Farm Bureau policy (AFBF Policy 137) opposes illegal immigration and open borders. Our policy also states that effective enforcement of all immigration laws and border security is a responsibility of the federal government. Additionally, U.S. immigration policy must recognize that agriculture relies on immigrant labor.

We encourage the legislature to take time to work with the agricultural industry before passing this type of policy. IFBF is opposed to H753 as written.








Stray Livestock Bill Passes, Heads to Governor’s Desk




H712aaS (‘aaS’ means ‘as amended in the Senate’) passed the Senate and House this week and heads to the Governor for signature. The bill had a couple of amendments which were simple and did not change the purpose of the bill. Importantly, there is no change to any fencing or open range laws. As the bill states, livestock must be roaming “contrary to law” and without permission. Idaho law continues to require fencing out within open range, just as it always has. To make this abundantly clear, the word ‘trespass’, which was added in the original text, was removed as an amendment.

The goal of the legislation is to protect open range and personal property while discouraging bad actors from willfully allowing their livestock to trespass on other people’s property without regard for damages or property rights. This bill allows law enforcement to ticket livestock owners who, after being contacted by law enforcement and given three days to gather their roaming animals, refuse to do so. The ticket amounts are now fixed rather than an up-to amount, which is the second amendment. H712aaS also provides a fee for damages to the owner of cultivated crops if a livestock owner refuses to recover their livestock.

IFBF appreciates the bill sponsors Rep. Kevin Andrus (R-Lava Hot Springs) and Senator Mark Harris (R-Soda Springs) for bringing the legislation and the members of the legislature who voted in favor of the bill.







Immigration Enforcement Bill Introduced



Representative Judy Boyle (R-Midvale) and Senator Chris Trakel (R-Caldwell) introduced H756, a bill aimed at implementing stricter regulations on business hiring practices, accompanied by penalties. The primary objective is to curtail the employment of illegal immigrants within the state of Idaho. The bill encompasses various provisions, notably the refusal of recognition of driver’s licenses issued to illegal immigrants by other states and the introduction of new medical reporting requirements to gauge the extent of undocumented individuals accessing healthcare services.

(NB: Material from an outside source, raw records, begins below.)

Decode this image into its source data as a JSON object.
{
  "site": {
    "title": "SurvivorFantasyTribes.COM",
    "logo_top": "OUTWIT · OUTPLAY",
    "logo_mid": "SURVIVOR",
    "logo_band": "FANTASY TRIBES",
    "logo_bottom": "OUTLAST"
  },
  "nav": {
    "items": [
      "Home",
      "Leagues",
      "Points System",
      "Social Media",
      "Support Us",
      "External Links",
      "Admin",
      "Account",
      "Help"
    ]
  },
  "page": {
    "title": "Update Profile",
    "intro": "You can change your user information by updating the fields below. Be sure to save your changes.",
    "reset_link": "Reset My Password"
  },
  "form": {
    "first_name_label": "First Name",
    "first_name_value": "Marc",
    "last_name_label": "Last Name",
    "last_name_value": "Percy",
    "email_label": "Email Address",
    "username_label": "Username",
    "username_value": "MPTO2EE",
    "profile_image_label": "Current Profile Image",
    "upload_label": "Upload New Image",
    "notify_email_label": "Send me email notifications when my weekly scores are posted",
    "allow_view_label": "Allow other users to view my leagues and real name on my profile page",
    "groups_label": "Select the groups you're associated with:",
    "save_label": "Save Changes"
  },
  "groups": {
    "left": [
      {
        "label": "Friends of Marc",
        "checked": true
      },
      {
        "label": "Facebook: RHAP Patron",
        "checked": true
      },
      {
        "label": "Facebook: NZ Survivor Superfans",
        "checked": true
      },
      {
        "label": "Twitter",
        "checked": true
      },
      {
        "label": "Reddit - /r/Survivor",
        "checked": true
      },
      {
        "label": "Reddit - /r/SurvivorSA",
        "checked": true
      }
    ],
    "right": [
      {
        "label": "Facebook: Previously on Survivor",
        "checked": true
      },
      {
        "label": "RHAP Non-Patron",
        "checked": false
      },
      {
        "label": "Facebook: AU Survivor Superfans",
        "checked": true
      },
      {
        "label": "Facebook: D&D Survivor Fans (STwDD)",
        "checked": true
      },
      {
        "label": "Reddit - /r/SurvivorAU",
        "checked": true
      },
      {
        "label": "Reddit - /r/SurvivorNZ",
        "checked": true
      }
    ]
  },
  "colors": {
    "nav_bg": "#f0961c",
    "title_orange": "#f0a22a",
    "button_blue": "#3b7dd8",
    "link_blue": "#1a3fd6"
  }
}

However, certain sections of the bill contradict Farm Bureau policy. Notably, it mandates the usage of E-Verify by Idaho businesses with twenty or more employees. Additionally, it stipulates that business owners cannot knowingly hire illegal immigrants, under threat of escalating charges up to felony-level offenses.

This legislation, alongside federal requirements, places Idaho businesses in a precarious position, as federal law obligates employers to accept presented hiring documents without scrutiny. Furthermore, Congress has consistently failed to enact a functional guestworker program capable of addressing year-round labor needs. AFBF policy 135.16.6 states any E-Verify implementation must be preceded by full implementation of a usable agricultural worker program and provide an affirmative defense for employers acting in good faith. IFBF appreciates that the E-Verify requirements proposed in the bill are for larger businesses, but the fact remains there is no improved guest worker program.

H756 imposes stringent regulations on Idaho businesses, particularly within the agricultural sector, without providing a solution to address labor shortages or reconciling with conflicting federal laws. IFBF opposes H756.







Resources Available to Follow During Session:

Legislative Website Homepage: HERE

2024 Legislative Session Bill Center: HERE

List of Senate Committee Assignments: HERE

List of House Committee Assignments: HERE

Current Senate Committee Agendas: HERE

Current House Committee Agendas: HERE

Watch Committee Meetings and Floor Sessions Live: HERE

Governor’s Bill Action and Legislative Communications: HERE